The value of radioisotopes to biological research is undisputed. Without their availability and use we would be ignorant of a vast range of physiological and biochemical processes, including intermediatary metabolism, neurochemistry, hormone action and protein synthesis. The range and detail of applications is vast and beyond the scope of any book. However, there are general principles and techniques common to all or most radiotracer experiments: in the first place, the decisions to use then chose a radioisotope; secondly, the establishment of a suitable working environment conducive to safe laboratory practice and the compliance with relevant legislation; thirdly, the principles of safe and efficient experimental design, and finally the radiation detection and data analysis. These features, essential to any radioisotope experiment, are fully explored in this book. explores these
Publisher: Oxford University Press
Number of pages: 328
Weight: 555 g
Dimensions: 233 x 155 x 18 mm
'this must be considered as another useful volume in the series ... It contains much in the way of basic methodology simply described and will be helpful for newcomers.'
K.R.F. Elliott, FEBS Letters, Volume 279, number 1, February 1991
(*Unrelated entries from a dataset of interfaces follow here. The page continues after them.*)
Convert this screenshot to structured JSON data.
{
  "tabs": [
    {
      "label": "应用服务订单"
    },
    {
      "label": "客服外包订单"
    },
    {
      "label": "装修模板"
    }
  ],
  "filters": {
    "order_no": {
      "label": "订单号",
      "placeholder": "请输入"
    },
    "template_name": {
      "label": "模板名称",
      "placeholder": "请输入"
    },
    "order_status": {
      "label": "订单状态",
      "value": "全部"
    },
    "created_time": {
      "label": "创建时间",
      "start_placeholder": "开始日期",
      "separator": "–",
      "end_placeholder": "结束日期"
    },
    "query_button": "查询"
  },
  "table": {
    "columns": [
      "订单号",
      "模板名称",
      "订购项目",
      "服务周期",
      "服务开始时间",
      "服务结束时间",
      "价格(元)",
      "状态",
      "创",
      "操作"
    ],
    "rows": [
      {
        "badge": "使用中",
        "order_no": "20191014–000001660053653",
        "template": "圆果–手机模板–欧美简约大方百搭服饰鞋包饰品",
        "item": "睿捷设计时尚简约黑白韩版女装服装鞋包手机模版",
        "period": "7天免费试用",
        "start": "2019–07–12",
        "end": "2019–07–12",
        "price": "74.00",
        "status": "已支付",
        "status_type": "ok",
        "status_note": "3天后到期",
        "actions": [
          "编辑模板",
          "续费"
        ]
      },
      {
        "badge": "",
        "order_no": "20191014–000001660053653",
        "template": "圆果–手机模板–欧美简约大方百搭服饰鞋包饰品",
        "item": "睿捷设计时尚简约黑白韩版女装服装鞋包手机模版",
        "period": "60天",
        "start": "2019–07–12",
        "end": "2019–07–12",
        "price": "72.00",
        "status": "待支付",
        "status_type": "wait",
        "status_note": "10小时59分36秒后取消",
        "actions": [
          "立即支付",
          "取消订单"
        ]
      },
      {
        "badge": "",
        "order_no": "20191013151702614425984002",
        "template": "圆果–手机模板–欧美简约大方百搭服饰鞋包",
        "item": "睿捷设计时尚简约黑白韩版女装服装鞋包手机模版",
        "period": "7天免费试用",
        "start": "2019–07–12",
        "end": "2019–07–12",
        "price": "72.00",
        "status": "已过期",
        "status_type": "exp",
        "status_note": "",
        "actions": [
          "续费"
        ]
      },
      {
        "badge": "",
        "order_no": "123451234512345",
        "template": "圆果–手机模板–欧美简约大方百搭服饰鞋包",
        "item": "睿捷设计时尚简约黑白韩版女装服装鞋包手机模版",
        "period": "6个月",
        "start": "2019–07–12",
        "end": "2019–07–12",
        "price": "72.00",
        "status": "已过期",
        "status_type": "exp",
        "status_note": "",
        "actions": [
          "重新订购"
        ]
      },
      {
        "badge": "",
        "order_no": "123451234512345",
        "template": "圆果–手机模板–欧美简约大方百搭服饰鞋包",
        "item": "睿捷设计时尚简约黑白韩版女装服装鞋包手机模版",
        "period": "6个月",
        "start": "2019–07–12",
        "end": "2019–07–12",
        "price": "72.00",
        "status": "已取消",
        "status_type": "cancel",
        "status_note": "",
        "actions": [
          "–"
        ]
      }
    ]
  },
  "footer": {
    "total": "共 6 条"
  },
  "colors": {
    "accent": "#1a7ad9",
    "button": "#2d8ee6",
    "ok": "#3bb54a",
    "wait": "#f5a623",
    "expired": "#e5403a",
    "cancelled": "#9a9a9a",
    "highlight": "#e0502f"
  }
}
'This volume is a most welcome addition to this series.'
W. Fitschen, Biochemical Education 19(2) 1991